• What you should do
If a line in the entries below contains "title", copy it.

START Task data

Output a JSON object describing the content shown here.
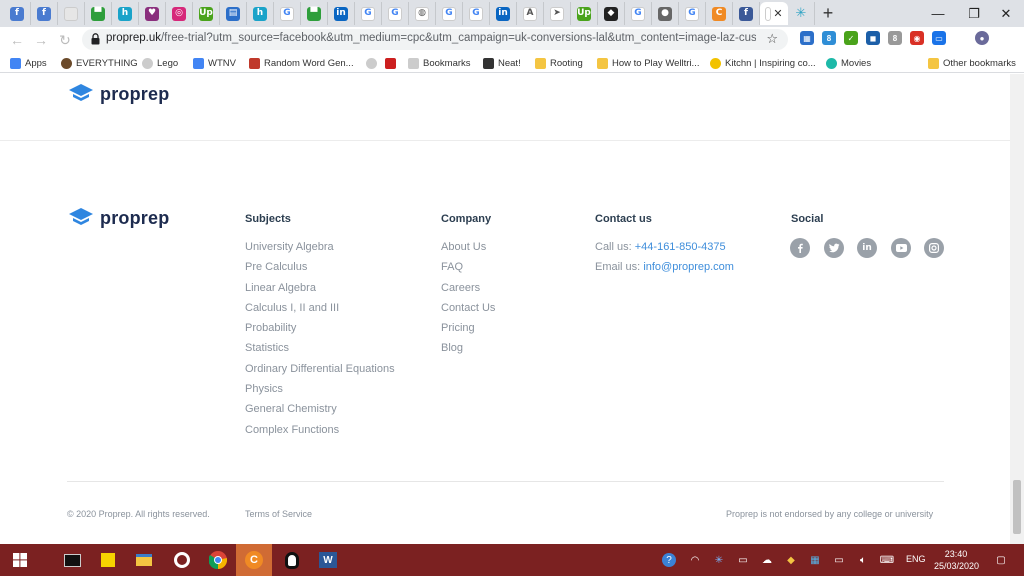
{
  "browser": {
    "tabs": [
      {
        "icon": "quora-icon",
        "glyph": "f",
        "color": "#4a7bd0"
      },
      {
        "icon": "quora-icon",
        "glyph": "f",
        "color": "#4a7bd0"
      },
      {
        "icon": "blank-page-icon",
        "glyph": "",
        "color": "#e6e6e6"
      },
      {
        "icon": "trello-icon",
        "glyph": "▀",
        "color": "#2e9e3b"
      },
      {
        "icon": "houzz-icon",
        "glyph": "h",
        "color": "#1aa3c9"
      },
      {
        "icon": "heart-app-icon",
        "glyph": "♥",
        "color": "#8a2f7d"
      },
      {
        "icon": "instagram-icon",
        "glyph": "◎",
        "color": "#d6287a"
      },
      {
        "icon": "upwork-icon",
        "glyph": "Up",
        "color": "#4aa31b"
      },
      {
        "icon": "book-icon",
        "glyph": "▤",
        "color": "#2c6fc9"
      },
      {
        "icon": "houzz-icon",
        "glyph": "h",
        "color": "#1aa3c9"
      },
      {
        "icon": "google-icon",
        "glyph": "G",
        "color": "#ffffff"
      },
      {
        "icon": "trello-icon",
        "glyph": "▀",
        "color": "#2e9e3b"
      },
      {
        "icon": "linkedin-icon",
        "glyph": "in",
        "color": "#0a66c2"
      },
      {
        "icon": "google-icon",
        "glyph": "G",
        "color": "#ffffff"
      },
      {
        "icon": "google-icon",
        "glyph": "G",
        "color": "#ffffff"
      },
      {
        "icon": "document-icon",
        "glyph": "◍",
        "color": "#ffffff"
      },
      {
        "icon": "google-icon",
        "glyph": "G",
        "color": "#ffffff"
      },
      {
        "icon": "google-icon",
        "glyph": "G",
        "color": "#ffffff"
      },
      {
        "icon": "linkedin-icon",
        "glyph": "in",
        "color": "#0a66c2"
      },
      {
        "icon": "pen-icon",
        "glyph": "A",
        "color": "#ffffff"
      },
      {
        "icon": "arrow-icon",
        "glyph": "➤",
        "color": "#ffffff"
      },
      {
        "icon": "upwork-icon",
        "glyph": "Up",
        "color": "#4aa31b"
      },
      {
        "icon": "dark-circle-icon",
        "glyph": "◆",
        "color": "#222222"
      },
      {
        "icon": "google-icon",
        "glyph": "G",
        "color": "#ffffff"
      },
      {
        "icon": "grey-circle-icon",
        "glyph": "●",
        "color": "#666666"
      },
      {
        "icon": "google-icon",
        "glyph": "G",
        "color": "#ffffff"
      },
      {
        "icon": "orange-c-icon",
        "glyph": "C",
        "color": "#f08a24"
      },
      {
        "icon": "facebook-icon",
        "glyph": "f",
        "color": "#3b5998"
      }
    ],
    "active_tab": {
      "icon": "page-icon",
      "close": "✕"
    },
    "extra_tab": {
      "icon": "snowflake-icon",
      "glyph": "✳",
      "color": "#2fa3c4"
    },
    "new_tab": "+",
    "window": {
      "minimize": "—",
      "restore": "❐",
      "close": "✕"
    },
    "url_host": "proprep.uk",
    "url_rest": "/free-trial?utm_source=facebook&utm_medium=cpc&utm_campaign=uk-conversions-lal&utm_content=image-laz-customized...",
    "star": "☆",
    "bookmarks": [
      {
        "label": "Apps",
        "icon": "apps-grid-icon",
        "color": "#4285f4"
      },
      {
        "label": "EVERYTHING",
        "icon": "user-avatar-icon",
        "color": "#6b4a2a"
      },
      {
        "label": "Lego",
        "icon": "globe-icon",
        "color": "#cccccc"
      },
      {
        "label": "WTNV",
        "icon": "google-icon",
        "color": "#4285f4"
      },
      {
        "label": "Random Word Gen...",
        "icon": "random-word-icon",
        "color": "#c0392b"
      },
      {
        "label": "",
        "icon": "globe-icon",
        "color": "#cccccc"
      },
      {
        "label": "",
        "icon": "heart-icon",
        "color": "#cc1f1f"
      },
      {
        "label": "Bookmarks",
        "icon": "star-icon",
        "color": "#cccccc"
      },
      {
        "label": "Neat!",
        "icon": "question-icon",
        "color": "#333333"
      },
      {
        "label": "Rooting",
        "icon": "folder-icon",
        "color": "#f4c542"
      },
      {
        "label": "How to Play Welltri...",
        "icon": "folder-icon",
        "color": "#f4c542"
      },
      {
        "label": "Kitchn | Inspiring co...",
        "icon": "kitchn-icon",
        "color": "#f2c200"
      },
      {
        "label": "Movies",
        "icon": "play-icon",
        "color": "#1db9a8"
      },
      {
        "label": "Other bookmarks",
        "icon": "folder-icon",
        "color": "#f4c542"
      }
    ]
  },
  "page": {
    "brand": "proprep",
    "columns": {
      "subjects": {
        "title": "Subjects",
        "items": [
          "University Algebra",
          "Pre Calculus",
          "Linear Algebra",
          "Calculus I, II and III",
          "Probability",
          "Statistics",
          "Ordinary Differential Equations",
          "Physics",
          "General Chemistry",
          "Complex Functions"
        ]
      },
      "company": {
        "title": "Company",
        "items": [
          "About Us",
          "FAQ",
          "Careers",
          "Contact Us",
          "Pricing",
          "Blog"
        ]
      },
      "contact": {
        "title": "Contact us",
        "phone_label": "Call us:",
        "phone": "+44-161-850-4375",
        "email_label": "Email us:",
        "email": "info@proprep.com"
      },
      "social": {
        "title": "Social",
        "icons": [
          "facebook-icon",
          "twitter-icon",
          "linkedin-icon",
          "youtube-icon",
          "instagram-icon"
        ]
      }
    },
    "footer": {
      "copyright": "© 2020 Proprep. All rights reserved.",
      "terms": "Terms of Service",
      "disclaimer": "Proprep is not endorsed by any college or university"
    },
    "accent_color": "#3f8edb",
    "logo_color": "#2f86e0"
  },
  "taskbar": {
    "lang": "ENG",
    "time": "23:40",
    "date": "25/03/2020",
    "color": "#7b2121"
  }
}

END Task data

• Completed exercise
        "title": "Subjects",
        "title": "Company",
        "title": "Contact us",
        "title": "Social",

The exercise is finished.